[PROVIDED ENTRIES — start]

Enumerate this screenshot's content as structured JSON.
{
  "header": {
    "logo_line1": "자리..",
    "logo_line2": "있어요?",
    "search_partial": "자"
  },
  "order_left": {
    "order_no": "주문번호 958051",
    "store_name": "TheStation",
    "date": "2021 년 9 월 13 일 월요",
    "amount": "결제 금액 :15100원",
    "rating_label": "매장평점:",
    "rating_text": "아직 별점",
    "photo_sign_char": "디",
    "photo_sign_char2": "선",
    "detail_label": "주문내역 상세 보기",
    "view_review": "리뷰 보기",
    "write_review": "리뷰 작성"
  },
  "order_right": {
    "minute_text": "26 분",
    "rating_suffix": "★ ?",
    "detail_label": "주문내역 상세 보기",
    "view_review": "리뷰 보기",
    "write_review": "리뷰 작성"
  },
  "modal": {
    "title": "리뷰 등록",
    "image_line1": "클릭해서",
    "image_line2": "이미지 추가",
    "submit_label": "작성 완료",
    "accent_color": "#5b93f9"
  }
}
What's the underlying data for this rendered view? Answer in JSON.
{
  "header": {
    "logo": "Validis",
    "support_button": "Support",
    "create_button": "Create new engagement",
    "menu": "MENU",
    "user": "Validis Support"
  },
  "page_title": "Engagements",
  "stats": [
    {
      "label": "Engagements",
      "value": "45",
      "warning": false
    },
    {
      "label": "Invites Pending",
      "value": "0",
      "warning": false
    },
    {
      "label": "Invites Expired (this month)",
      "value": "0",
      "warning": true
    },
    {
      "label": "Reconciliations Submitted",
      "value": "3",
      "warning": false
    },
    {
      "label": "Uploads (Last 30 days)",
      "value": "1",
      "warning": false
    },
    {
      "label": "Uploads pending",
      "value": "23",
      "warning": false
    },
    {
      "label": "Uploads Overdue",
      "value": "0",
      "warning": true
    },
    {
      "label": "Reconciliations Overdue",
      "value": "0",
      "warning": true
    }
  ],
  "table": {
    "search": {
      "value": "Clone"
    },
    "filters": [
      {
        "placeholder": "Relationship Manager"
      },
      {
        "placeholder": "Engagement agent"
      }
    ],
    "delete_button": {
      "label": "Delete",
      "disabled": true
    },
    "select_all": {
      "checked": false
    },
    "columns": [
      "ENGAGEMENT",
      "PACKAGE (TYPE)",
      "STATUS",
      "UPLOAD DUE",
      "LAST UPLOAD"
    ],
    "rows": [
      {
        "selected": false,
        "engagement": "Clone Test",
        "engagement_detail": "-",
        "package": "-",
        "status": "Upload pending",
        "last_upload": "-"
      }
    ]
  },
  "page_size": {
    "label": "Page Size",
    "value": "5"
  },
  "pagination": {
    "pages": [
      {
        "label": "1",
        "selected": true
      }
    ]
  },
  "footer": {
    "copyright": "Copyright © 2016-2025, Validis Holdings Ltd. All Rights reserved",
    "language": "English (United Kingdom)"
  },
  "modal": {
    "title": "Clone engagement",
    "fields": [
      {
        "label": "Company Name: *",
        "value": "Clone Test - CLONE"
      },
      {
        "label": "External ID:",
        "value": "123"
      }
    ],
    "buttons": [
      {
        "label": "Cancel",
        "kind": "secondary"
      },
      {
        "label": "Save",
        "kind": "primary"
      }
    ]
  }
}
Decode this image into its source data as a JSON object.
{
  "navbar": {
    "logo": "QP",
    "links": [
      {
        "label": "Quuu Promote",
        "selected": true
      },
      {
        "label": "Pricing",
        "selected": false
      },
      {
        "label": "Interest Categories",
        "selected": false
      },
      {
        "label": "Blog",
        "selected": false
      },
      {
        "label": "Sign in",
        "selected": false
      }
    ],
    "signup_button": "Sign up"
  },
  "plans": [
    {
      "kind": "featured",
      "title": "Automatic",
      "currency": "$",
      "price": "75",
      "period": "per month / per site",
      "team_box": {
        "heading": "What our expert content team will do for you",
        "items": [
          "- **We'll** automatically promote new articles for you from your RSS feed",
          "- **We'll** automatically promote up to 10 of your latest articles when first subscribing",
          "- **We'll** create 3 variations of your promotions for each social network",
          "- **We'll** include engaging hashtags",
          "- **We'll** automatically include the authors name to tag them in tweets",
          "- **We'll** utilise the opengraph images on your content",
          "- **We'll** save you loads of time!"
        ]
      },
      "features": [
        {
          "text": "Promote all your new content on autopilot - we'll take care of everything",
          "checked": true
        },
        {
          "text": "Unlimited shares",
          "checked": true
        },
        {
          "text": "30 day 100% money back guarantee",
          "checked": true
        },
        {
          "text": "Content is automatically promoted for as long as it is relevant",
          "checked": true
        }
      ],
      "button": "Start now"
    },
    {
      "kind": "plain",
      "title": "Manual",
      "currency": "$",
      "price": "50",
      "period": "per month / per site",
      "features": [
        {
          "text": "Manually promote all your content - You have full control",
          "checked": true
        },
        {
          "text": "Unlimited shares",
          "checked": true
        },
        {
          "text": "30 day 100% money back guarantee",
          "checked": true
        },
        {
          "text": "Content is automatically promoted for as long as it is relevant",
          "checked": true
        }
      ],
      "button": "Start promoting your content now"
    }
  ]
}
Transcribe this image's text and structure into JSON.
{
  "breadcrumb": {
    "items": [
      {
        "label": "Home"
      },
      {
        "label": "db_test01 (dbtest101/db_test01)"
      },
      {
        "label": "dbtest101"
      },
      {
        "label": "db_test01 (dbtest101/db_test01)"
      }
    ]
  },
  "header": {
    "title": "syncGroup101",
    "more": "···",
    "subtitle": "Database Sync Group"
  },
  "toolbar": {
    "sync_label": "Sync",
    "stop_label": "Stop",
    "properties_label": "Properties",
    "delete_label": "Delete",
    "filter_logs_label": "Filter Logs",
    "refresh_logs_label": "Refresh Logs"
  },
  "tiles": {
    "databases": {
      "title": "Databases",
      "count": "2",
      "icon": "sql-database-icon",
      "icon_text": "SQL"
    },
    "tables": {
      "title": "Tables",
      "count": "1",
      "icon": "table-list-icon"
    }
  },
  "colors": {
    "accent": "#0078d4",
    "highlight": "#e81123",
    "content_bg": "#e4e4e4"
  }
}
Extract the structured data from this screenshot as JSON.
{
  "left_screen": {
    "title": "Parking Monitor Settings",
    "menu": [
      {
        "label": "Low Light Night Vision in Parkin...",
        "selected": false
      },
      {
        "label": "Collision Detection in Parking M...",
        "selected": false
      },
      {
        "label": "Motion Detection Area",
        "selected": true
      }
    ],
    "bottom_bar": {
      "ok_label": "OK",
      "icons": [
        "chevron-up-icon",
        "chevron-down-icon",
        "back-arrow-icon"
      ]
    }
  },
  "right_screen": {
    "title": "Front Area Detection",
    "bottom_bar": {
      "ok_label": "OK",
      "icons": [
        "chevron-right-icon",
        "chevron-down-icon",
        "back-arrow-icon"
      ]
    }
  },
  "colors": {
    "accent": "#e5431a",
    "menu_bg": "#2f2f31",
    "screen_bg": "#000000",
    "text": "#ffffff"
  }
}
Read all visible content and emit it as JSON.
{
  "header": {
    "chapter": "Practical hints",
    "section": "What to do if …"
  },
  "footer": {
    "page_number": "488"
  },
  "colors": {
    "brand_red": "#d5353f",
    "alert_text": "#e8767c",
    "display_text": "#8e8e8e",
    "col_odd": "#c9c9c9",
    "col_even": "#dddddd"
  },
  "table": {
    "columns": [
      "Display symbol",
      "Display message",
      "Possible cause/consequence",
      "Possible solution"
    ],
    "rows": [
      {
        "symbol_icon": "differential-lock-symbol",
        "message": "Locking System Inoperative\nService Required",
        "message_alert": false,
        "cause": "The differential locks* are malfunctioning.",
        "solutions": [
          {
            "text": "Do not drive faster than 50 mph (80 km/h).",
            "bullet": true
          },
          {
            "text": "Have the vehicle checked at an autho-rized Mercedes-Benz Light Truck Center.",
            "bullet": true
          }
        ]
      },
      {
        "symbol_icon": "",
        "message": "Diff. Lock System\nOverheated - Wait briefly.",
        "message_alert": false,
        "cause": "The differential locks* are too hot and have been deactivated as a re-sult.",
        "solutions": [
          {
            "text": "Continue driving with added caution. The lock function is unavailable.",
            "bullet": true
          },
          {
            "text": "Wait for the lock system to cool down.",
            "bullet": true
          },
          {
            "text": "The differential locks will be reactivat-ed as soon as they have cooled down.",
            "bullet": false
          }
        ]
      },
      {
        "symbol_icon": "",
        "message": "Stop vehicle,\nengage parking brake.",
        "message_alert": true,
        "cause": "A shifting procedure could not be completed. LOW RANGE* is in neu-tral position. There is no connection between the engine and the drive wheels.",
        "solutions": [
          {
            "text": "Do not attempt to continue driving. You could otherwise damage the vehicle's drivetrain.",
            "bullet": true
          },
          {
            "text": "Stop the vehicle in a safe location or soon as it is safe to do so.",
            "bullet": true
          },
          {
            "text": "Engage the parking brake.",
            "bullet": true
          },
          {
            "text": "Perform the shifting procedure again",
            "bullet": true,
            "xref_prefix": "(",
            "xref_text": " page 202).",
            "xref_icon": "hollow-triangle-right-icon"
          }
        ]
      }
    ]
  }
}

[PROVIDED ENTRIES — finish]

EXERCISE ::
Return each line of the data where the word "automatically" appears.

SOLUTION ::
          "- **We'll** automatically promote new articles for you from your RSS feed",
          "- **We'll** automatically promote up to 10 of your latest articles when first subscribing",
          "- **We'll** automatically include the authors name to tag them in tweets",
          "text": "Content is automatically promoted for as long as it is relevant",
          "text": "Content is automatically promoted for as long as it is relevant",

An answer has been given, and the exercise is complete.